Caucasian Leopard discovered in the Caucasus Wildlife Refuge
11 October 2013 | Article
Back in spring 2012, the experts of the Foundation for the Preservation of Wildlife and Cultural Assets (FPWC) which manages the Caucasus Wildlife Refuge made an unexpected discovery. The Refuge rangers detected some footprints which were later identified by the experts as typical for a big cat – most probably a leopard, the Caucasian Leopard.
More thorough exploration of this first indication of the presence of the Caucasian Leopard (Panthera pardus saxicolor) in the Wildlife Refuge was carried out. In summer 2012, a team of FPWC field experts started a systematic investigation covering all areas of the refuge considered leopard “friendly” habitat. During their excursions they collected scat and pieces of fur which the animal had most probably lost while passing thorny shrubs. The genetic analysis of these samples confirmed the presence of the extremely rare Caucasian Leopard in the Wildlife Refuge.
As a major part of the project, FPWC has installed trap cameras along the possible pathways of this big predator to get footage of the whole animal. In June 2013, the installed trap cameras recorded only the tail of a leopard, and more cameras were set up. A video taken in daylight later provided striking images of the species.

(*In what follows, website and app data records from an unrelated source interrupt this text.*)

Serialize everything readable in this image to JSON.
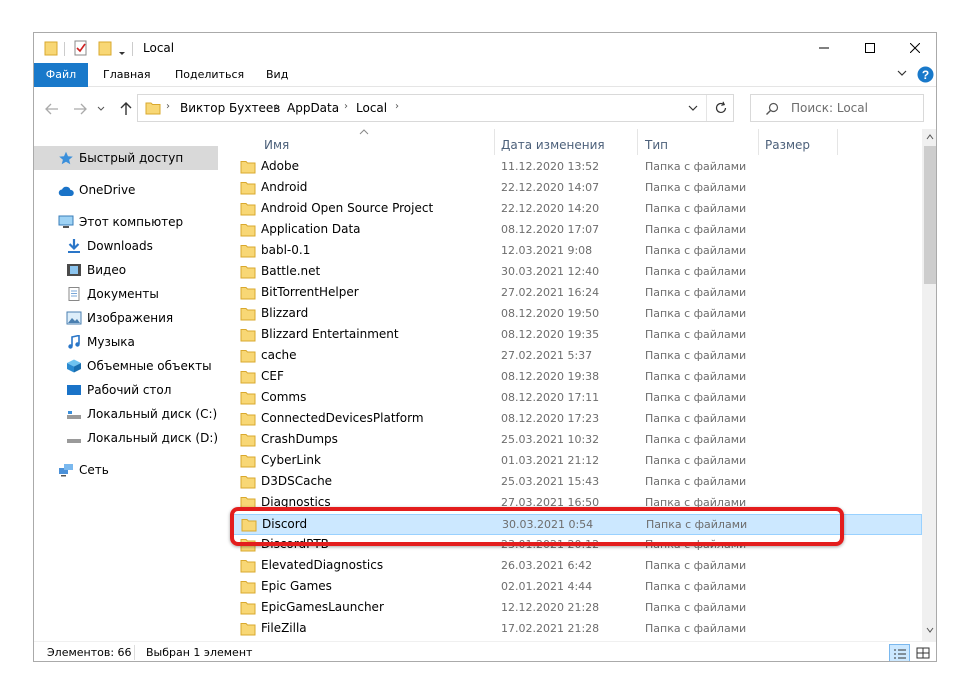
{
  "window": {
    "title": "Local"
  },
  "ribbon": {
    "tabs": [
      "Файл",
      "Главная",
      "Поделиться",
      "Вид"
    ]
  },
  "address": {
    "crumbs": [
      "Виктор Бухтеев",
      "AppData",
      "Local"
    ],
    "search_placeholder": "Поиск: Local"
  },
  "sidebar": {
    "items": [
      {
        "label": "Быстрый доступ",
        "icon": "star-icon"
      },
      {
        "label": "OneDrive",
        "icon": "cloud-icon"
      },
      {
        "label": "Этот компьютер",
        "icon": "computer-icon"
      },
      {
        "label": "Downloads",
        "icon": "download-icon"
      },
      {
        "label": "Видео",
        "icon": "video-icon"
      },
      {
        "label": "Документы",
        "icon": "document-icon"
      },
      {
        "label": "Изображения",
        "icon": "image-icon"
      },
      {
        "label": "Музыка",
        "icon": "music-icon"
      },
      {
        "label": "Объемные объекты",
        "icon": "3d-objects-icon"
      },
      {
        "label": "Рабочий стол",
        "icon": "desktop-icon"
      },
      {
        "label": "Локальный диск (C:)",
        "icon": "drive-icon"
      },
      {
        "label": "Локальный диск (D:)",
        "icon": "drive-icon"
      },
      {
        "label": "Сеть",
        "icon": "network-icon"
      }
    ]
  },
  "columns": {
    "name": "Имя",
    "date": "Дата изменения",
    "type": "Тип",
    "size": "Размер"
  },
  "files": [
    {
      "name": "Adobe",
      "date": "11.12.2020 13:52",
      "type": "Папка с файлами"
    },
    {
      "name": "Android",
      "date": "22.12.2020 14:07",
      "type": "Папка с файлами"
    },
    {
      "name": "Android Open Source Project",
      "date": "22.12.2020 14:20",
      "type": "Папка с файлами"
    },
    {
      "name": "Application Data",
      "date": "08.12.2020 17:07",
      "type": "Папка с файлами"
    },
    {
      "name": "babl-0.1",
      "date": "12.03.2021 9:08",
      "type": "Папка с файлами"
    },
    {
      "name": "Battle.net",
      "date": "30.03.2021 12:40",
      "type": "Папка с файлами"
    },
    {
      "name": "BitTorrentHelper",
      "date": "27.02.2021 16:24",
      "type": "Папка с файлами"
    },
    {
      "name": "Blizzard",
      "date": "08.12.2020 19:50",
      "type": "Папка с файлами"
    },
    {
      "name": "Blizzard Entertainment",
      "date": "08.12.2020 19:35",
      "type": "Папка с файлами"
    },
    {
      "name": "cache",
      "date": "27.02.2021 5:37",
      "type": "Папка с файлами"
    },
    {
      "name": "CEF",
      "date": "08.12.2020 19:38",
      "type": "Папка с файлами"
    },
    {
      "name": "Comms",
      "date": "08.12.2020 17:11",
      "type": "Папка с файлами"
    },
    {
      "name": "ConnectedDevicesPlatform",
      "date": "08.12.2020 17:23",
      "type": "Папка с файлами"
    },
    {
      "name": "CrashDumps",
      "date": "25.03.2021 10:32",
      "type": "Папка с файлами"
    },
    {
      "name": "CyberLink",
      "date": "01.03.2021 21:12",
      "type": "Папка с файлами"
    },
    {
      "name": "D3DSCache",
      "date": "25.03.2021 15:43",
      "type": "Папка с файлами"
    },
    {
      "name": "Diagnostics",
      "date": "27.03.2021 16:50",
      "type": "Папка с файлами"
    },
    {
      "name": "Discord",
      "date": "30.03.2021 0:54",
      "type": "Папка с файлами"
    },
    {
      "name": "DiscordPTB",
      "date": "23.01.2021 20:12",
      "type": "Папка с файлами"
    },
    {
      "name": "ElevatedDiagnostics",
      "date": "26.03.2021 6:42",
      "type": "Папка с файлами"
    },
    {
      "name": "Epic Games",
      "date": "02.01.2021 4:44",
      "type": "Папка с файлами"
    },
    {
      "name": "EpicGamesLauncher",
      "date": "12.12.2020 21:28",
      "type": "Папка с файлами"
    },
    {
      "name": "FileZilla",
      "date": "17.02.2021 21:28",
      "type": "Папка с файлами"
    }
  ],
  "status": {
    "count": "Элементов: 66",
    "selected": "Выбран 1 элемент"
  }
}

The Caucasian Leopard is the largest sub-species of leopard and it ranges across several different countries including Iran, Armenia, Turkmenistan, Afghanistan and Georgia. Sadly, in all these countries the leopard population has been devastated by uncontrolled hunting and habitat destruction. The Caucasus Wildlife Refuge can offer an excellent habitat for this rare predator, as the prevention of hunting has increased wildlife in the area resulting in a lot of potential preys.
Leopards don’t know borders and their migration routes cover not only a corridor through Armenia, but also reach out in particular to Iran and Azerbaijan. Much more field exploration is necessary to map and understand this regional leopard corridor, which is why FPWC experts have undertaken field trips visiting villages in different regions talking to the local people and searching for traces. For FPWC, it is essential to strengthen regional cross-border cooperation in order to form a leopard coalition uniting capable NGOs and governmental institutions in all countries of the South Caucasus.
The FPWC was established in 2001 with the primary aim to raise local and international awareness for the preservation of Armenia’s unique natural heritage. One great example of FPWC’s efforts in Armenia is the Caucasus Wildlife Refuge.
The Caucasus Wildlife Refuge is a 2,000 hectare protected area near the Khosrov Forest State Reserve. This territory with unique biodiversity has been leased to the Foundation for the Preservation of Wildlife and Cultural Assets (FPWC) with the support of the IUCN National Committee of the Netherlands, the British organization World Land Trust and VivaCell-MTS. The main activities implemented in this area concern the conservation of the Caucasian Leopard, the education of the villagers on sustainable use of resources and the increase of job opportunities for young Armenians by involving them in nature conservation and ecotourism activities.